- Please don’t believe everything you see or read. Your child has just got to understand that Mary Jane in Connaught may love to be ‘friends’ and ‘share’ and may have the face of an angel but unless you actually, physically KNOW her then she could just as easily be Tyson Ellis from Tent City Jail in Phoenix, USA!! Unfriend, unshare and set those privacy settings!!
- I think it’s important to be kind, respectful and thoughtful when communicating online. I realise that we have no control over the verbal communication our children have when they are away from us but I am sure that they are well aware of certain behaviours that would have our eyebrows knitted in scorn. The same has to go for their online chats etc. So set the parameters of what is the acceptable online 'code of conduct' for your family. Also let them know that they can come to you if they have concerns over any online activity. Creating a ‘non-judgemental’ environment for them helps to bring these concerns out into the open and assists in eliminating opportunities for cyber bullying. One piece of advice that I remember from my childhood, but is as relevant today as it was then, is to count to 10 before replying. Ever more prevalent in these days of mass communication that is sent at the touch of a button.

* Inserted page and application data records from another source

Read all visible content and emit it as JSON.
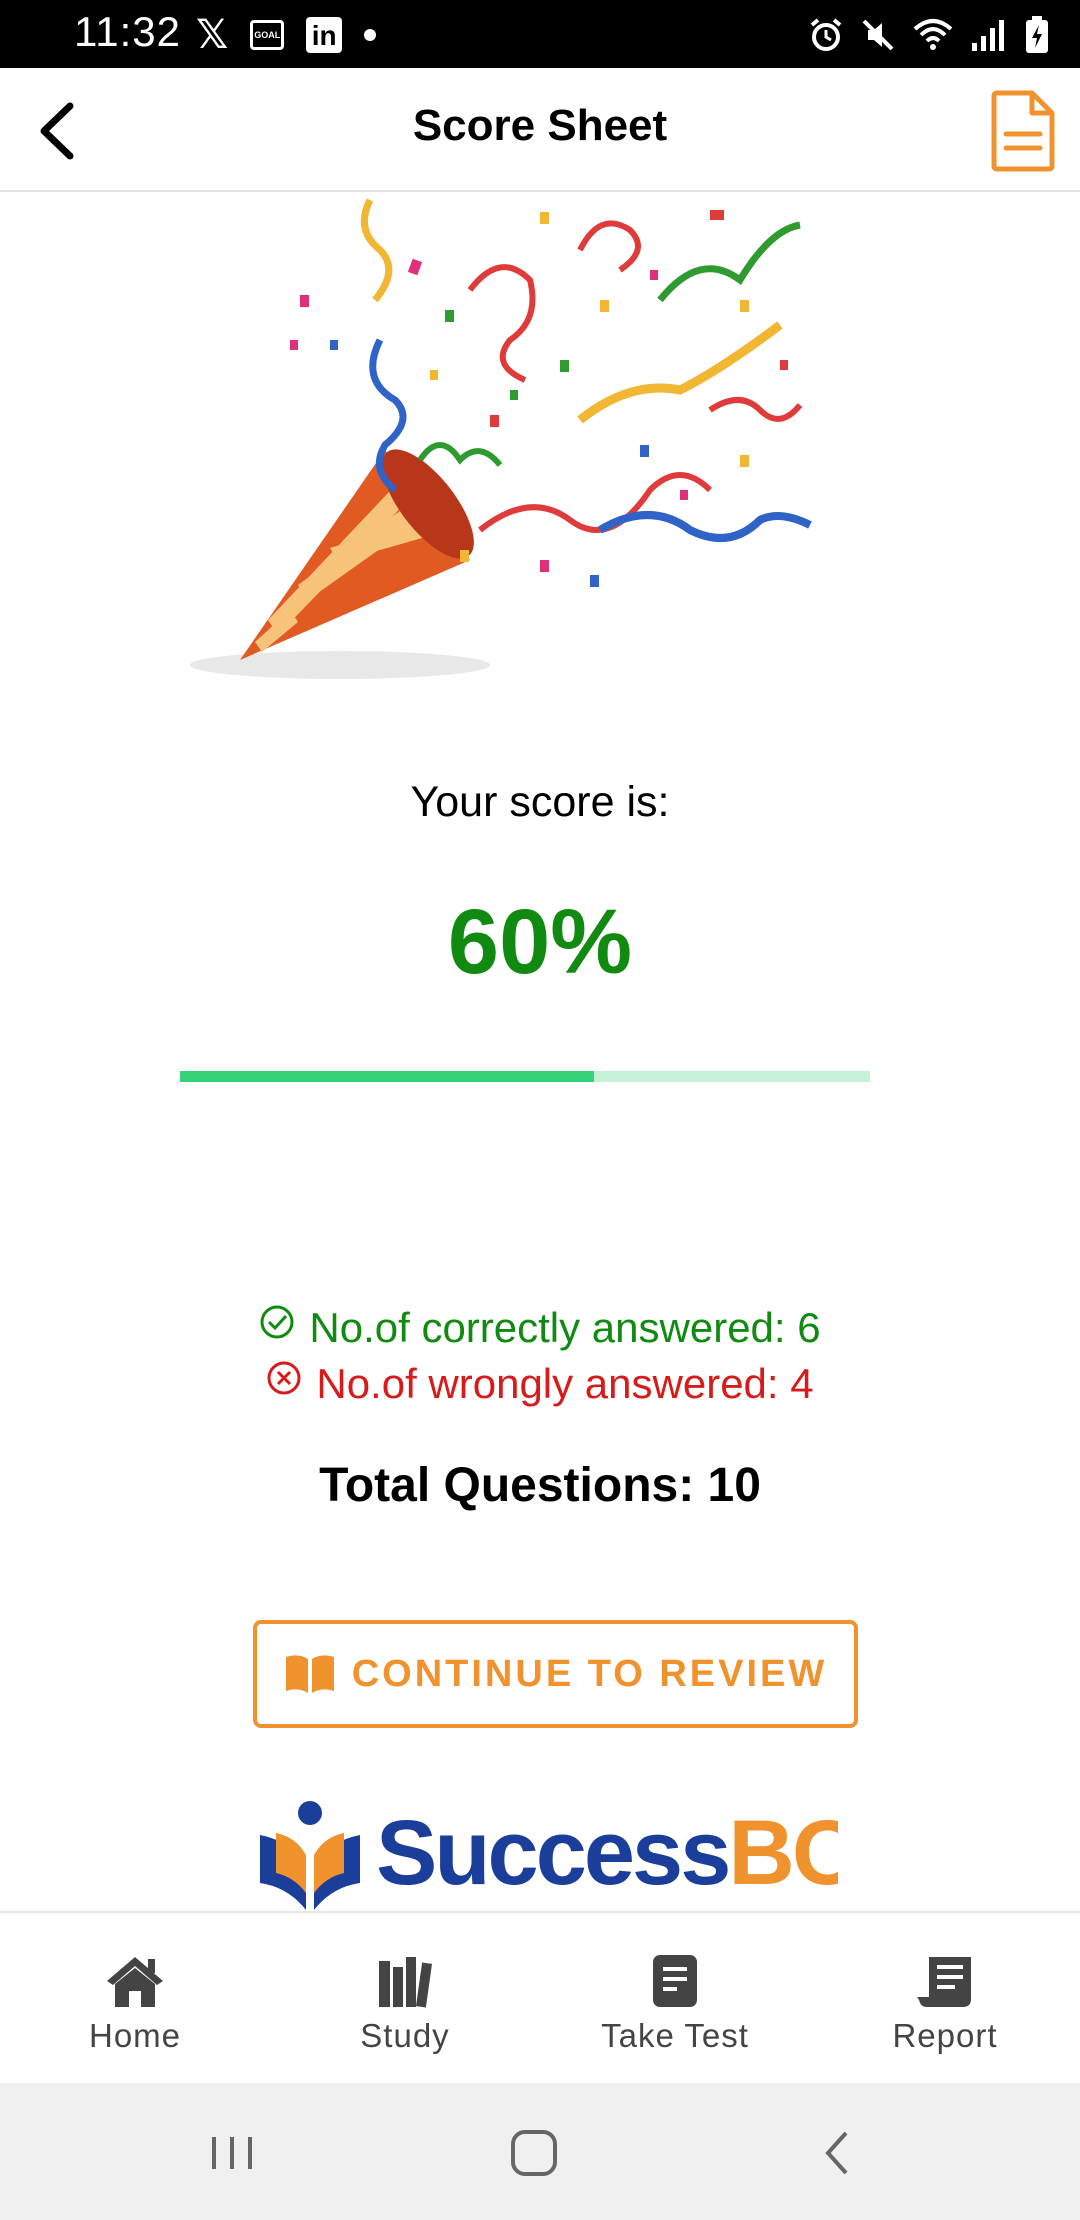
{
  "status_bar": {
    "time": "11:32",
    "left_icons": [
      "x-icon",
      "goal-icon",
      "linkedin-icon",
      "dot-icon"
    ],
    "goal_icon_text": "GOAL",
    "right_icons": [
      "alarm-icon",
      "mute-icon",
      "wifi-icon",
      "signal-icon",
      "battery-charging-icon"
    ]
  },
  "header": {
    "title": "Score Sheet",
    "back_icon": "chevron-left-icon",
    "action_icon": "document-icon"
  },
  "result": {
    "score_label": "Your score is:",
    "score_value": "60%",
    "progress_fraction": 0.6,
    "correct_text": "No.of correctly answered: 6",
    "wrong_text": "No.of wrongly answered: 4",
    "total_text": "Total Questions: 10"
  },
  "review_button": {
    "label": "CONTINUE TO REVIEW",
    "icon": "open-book-icon"
  },
  "brand": {
    "part1": "Success",
    "part2": "BOX"
  },
  "bottom_nav": {
    "items": [
      {
        "label": "Home",
        "icon": "home-icon"
      },
      {
        "label": "Study",
        "icon": "books-icon"
      },
      {
        "label": "Take Test",
        "icon": "test-icon"
      },
      {
        "label": "Report",
        "icon": "report-icon"
      }
    ]
  },
  "system_nav": [
    "recents-button",
    "home-button",
    "back-button"
  ],
  "colors": {
    "accent": "#f0922e",
    "correct": "#108a10",
    "wrong": "#d71a1a",
    "progress_fill": "#36d27a",
    "progress_track": "#c6f1d6",
    "brand_blue": "#1a3e9a"
  }
}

The internet is an amazing resource. It will be with us for the foreseeable future and beyond so there has to be an element of embracing it if we are to keep in step with our future generation. I am not suggesting that those of us who are lesser endowed with an IT savvy brain should suddenly embark on a further learning IT course or take a healthy interest in ‘coding’ but I am recommending that we should keep one toe in the cyber waters ever washing against us…after all our children are precious to us so it would be nice to know where the lifebuoy is even if we haven’t learnt to swim!
Postscript…Upon deliverance of the hallowed device I also made it a rule that I had the right to check my child's phone to see what apps they had downloaded, what friends they had on Facebook and to check their online behaviour. Their agreement to this caveat ensured that they would be allowed to keep their newest and most prized possession (and it also surprised me when they handed it over without a squeak). I only had to check once or twice for the light-bulb moment to hit that smart phones were a privilege that comes with responsibilities and not a rite of passage. I am sure there are those out there who deride such a practice; citing a child’s right to privacy or freedom of expression etc., but ultimately there is nothing truly private on the internet.....pictures pop up that have been routinely harvested from social media sites, ‘friends’ are free to negatively comment on (and ‘share’) your child’s newest blog pic etc. So a little parental intervention can go a long way to ensuring that our childs digital experiences are as positive as possible.
And after all, as I like to remind my children from time to time, I am the parent……..........so there!!!